"I'm not one who believes that everything has to be refrigerated shortly after it has been served. Many time, we leave dinner out all night, and we have the next day. None of us has ever gotten sick as a result of this. We're European,...
Bill Marler believes there’s no single solution to the food-safety issue, because there’s no single cause. Is it a lack of good sanitation practices by the people who grow and pack your food? Yes. Is it a complex supply chain that creates numerous opportunities for bacteria to invade? Yes. (Even if slaughterhouses are pristine, can you trust the guy working the meat counter at the supermarket?) Is it, as the manufacturers of our foodstuffs would like to have us believe, our fault for improper handling of our dinner? Once in a while, perhaps, but usually not. Still, in Marler’s experience, one factor reigns supreme. “Ultimately, the problem with our food system is that it’s so industrialized, so centralized, that any little problem becomes amplified.”
Consider the recall of 3,916 products containing peanuts sourced from the Peanut Corporation of America (PCA), which, before the largest food recall in American history forced it out of business last February, supplied peanuts to such food giants as Keebler and Trader Joe’s. It wasn’t just the nuts that had to be avoided; it was anything that contained even traces of the nuts. No surprise, then, that the salmonella-contaminated peanuts from PCA found their way to 46 states, sickening 714 (or, if Marler’s one-in-40 figure is correct, 28,560) and possibly contributing to nine deaths. The recall ultimately cost American peanut farmers and food manufacturers more than $1 billion in lost production and sales, as products were yanked from supermarket shelves and crops were allowed to wither in the fields. “This is going to sound kind of cold, but let’s forget about the human toll for a minute,” says Marler. “Wouldn’t you think that merely from an economic perspective, we’d be taking this more seriously?”
Not everyone agrees that we’re not taking it seriously. “One of the reasons Americans are seeing so much coverage recently is because we are trying to get out in front of these problems,” says David Acheson, associate commissioner for foods at the FDA. “We are finding more because our monitoring is more sophisticated and our messages to the public are broad because the distribution system is so complex. We have to cast a wide net.” A recent study on food safety by the U.S. Department of Health and Human Services shows why: only five of 40 products sampled could be traced to their raw-ingredient origins. The supply chain is simply too complex to know, with certainty, the genesis of most of our food, and this begets one of the principal hurdles in holding processors accountable.

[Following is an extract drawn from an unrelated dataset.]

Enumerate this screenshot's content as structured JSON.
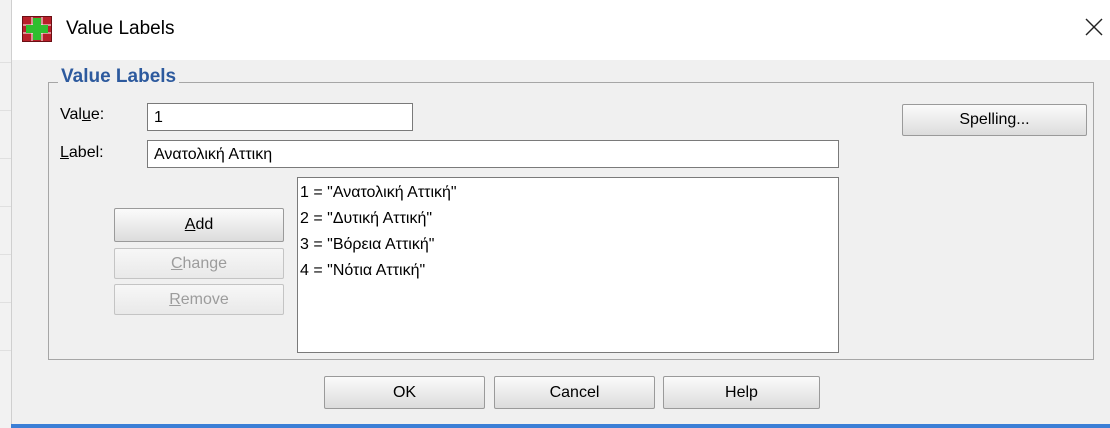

“The bottom line is that if you’re the CEO of a food company and you’re a betting person, you know the odds of an outbreak ever being conclusively linked to your company are minuscule,” says Marler. Too, the varying incubation periods of foodborne illnesses make it extremely difficult to pinpoint a particular meal. Think about how many different items you’ve eaten in the past two weeks, and then consider the hundreds, if not thousands, of ingredients, all funneling down the food-supply highway to your dinner table. Pinpointing which one of those is responsible for your upset tummy is needle-in-the-haystack work.
Scott Donnelly agrees with Marler that some companies simply play the favorable odds: “The food industry runs on incredibly low margins. For most of these companies, it’s a struggle just to survive. Sure, some of them are truly committed to quality and they’re willing to do what it takes to keep their product safe. Others want to do the right thing, but may be constrained by what they can do, especially by the difficulty of properly training temporary workers. But still other manufacturers are saying, ‘Well, yeah, salmonella makes people sick, but most of them aren’t going to die.’ They’re either ignorant or unscrupulous, and I’m not sure which is worse.”